### PROBLEM DESCRIPTION
For the string "eXPerience", count the lines in the records below that contain it. Answer with that number alone.

### THE INPUT
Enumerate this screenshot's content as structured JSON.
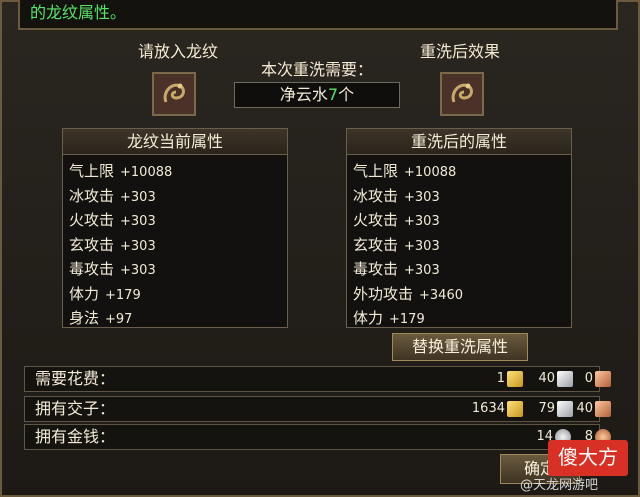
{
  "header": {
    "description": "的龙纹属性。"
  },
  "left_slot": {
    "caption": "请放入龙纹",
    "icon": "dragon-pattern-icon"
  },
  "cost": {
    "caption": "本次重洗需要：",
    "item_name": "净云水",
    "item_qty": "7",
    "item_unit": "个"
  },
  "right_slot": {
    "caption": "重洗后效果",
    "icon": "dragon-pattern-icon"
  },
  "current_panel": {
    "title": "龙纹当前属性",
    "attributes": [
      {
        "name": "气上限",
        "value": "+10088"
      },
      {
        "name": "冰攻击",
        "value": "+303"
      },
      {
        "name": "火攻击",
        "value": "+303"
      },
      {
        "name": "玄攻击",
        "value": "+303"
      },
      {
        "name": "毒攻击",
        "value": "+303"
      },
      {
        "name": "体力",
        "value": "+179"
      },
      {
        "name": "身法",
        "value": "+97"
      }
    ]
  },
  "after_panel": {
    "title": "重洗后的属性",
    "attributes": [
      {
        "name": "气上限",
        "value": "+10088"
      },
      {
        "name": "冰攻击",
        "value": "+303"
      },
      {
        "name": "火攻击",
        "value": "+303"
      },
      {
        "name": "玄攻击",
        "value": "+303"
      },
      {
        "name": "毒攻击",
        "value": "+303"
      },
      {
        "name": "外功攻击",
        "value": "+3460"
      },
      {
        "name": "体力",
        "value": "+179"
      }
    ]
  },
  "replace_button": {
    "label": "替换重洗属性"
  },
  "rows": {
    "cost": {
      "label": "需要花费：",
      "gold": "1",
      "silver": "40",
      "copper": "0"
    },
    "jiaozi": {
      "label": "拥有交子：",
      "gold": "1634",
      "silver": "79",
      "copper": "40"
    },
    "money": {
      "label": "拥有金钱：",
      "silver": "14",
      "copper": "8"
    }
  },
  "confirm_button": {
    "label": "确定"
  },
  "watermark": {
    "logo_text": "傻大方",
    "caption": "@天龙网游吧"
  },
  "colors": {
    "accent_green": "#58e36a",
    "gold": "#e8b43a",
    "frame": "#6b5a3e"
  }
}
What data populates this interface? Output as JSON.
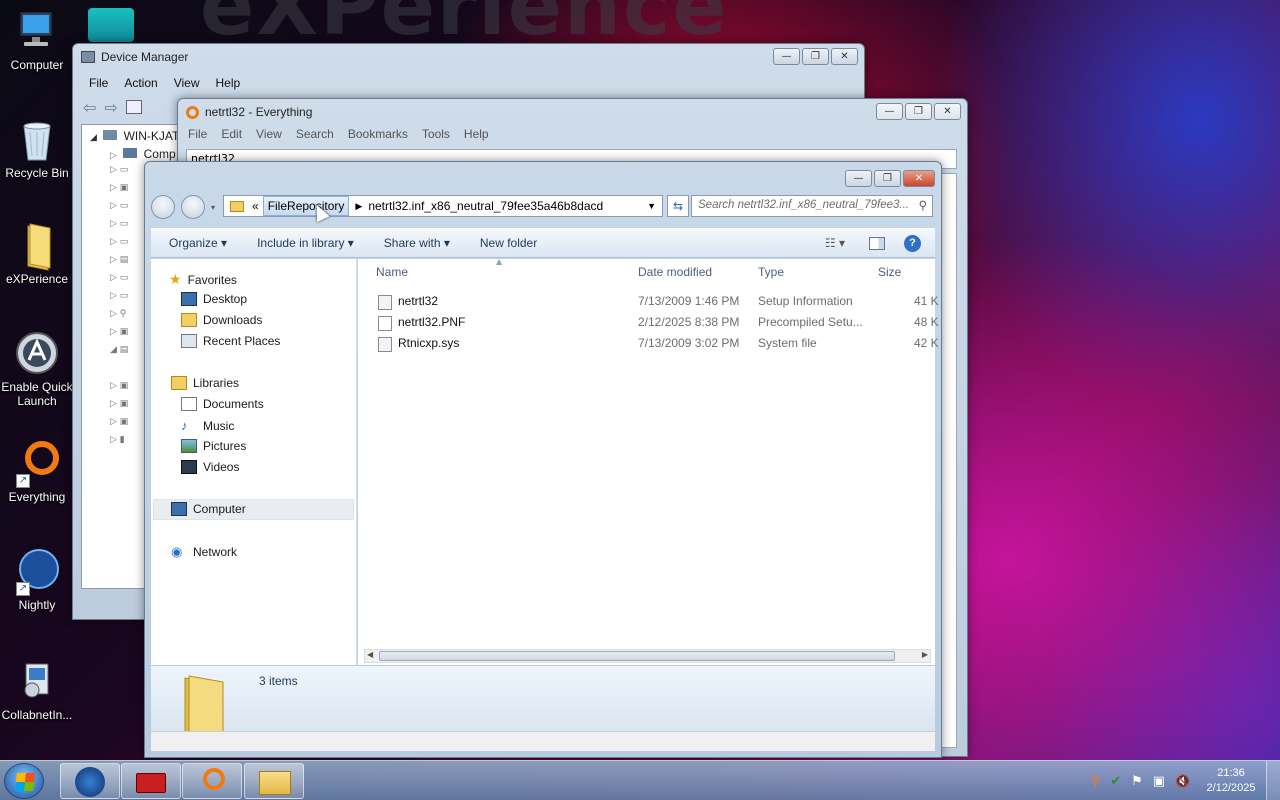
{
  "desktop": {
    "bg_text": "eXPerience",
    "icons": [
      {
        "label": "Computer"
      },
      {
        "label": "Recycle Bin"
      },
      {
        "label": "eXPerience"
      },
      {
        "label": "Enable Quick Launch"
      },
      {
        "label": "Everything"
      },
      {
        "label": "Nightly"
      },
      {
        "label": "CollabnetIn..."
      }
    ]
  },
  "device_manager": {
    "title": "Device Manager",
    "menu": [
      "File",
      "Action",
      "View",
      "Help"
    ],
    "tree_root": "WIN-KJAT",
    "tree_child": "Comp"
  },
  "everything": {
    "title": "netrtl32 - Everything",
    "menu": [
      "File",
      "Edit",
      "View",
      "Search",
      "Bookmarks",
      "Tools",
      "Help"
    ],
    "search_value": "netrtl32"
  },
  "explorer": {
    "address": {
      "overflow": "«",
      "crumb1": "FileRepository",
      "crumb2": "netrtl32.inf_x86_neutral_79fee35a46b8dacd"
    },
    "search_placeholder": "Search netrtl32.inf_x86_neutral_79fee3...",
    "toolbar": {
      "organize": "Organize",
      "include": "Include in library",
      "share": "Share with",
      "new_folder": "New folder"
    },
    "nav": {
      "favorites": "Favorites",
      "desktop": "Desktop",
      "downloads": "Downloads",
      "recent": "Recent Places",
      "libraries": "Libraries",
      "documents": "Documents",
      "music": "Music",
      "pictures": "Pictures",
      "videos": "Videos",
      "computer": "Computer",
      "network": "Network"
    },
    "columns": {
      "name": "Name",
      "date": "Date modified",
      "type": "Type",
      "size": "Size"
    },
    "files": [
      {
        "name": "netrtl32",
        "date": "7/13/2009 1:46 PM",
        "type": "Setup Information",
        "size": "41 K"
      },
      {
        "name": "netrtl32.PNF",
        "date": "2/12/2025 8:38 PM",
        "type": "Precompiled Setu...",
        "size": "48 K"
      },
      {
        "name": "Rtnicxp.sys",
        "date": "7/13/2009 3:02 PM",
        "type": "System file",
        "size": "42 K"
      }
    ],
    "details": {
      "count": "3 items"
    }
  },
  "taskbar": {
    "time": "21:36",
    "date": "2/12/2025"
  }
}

### YOUR SOLUTION
2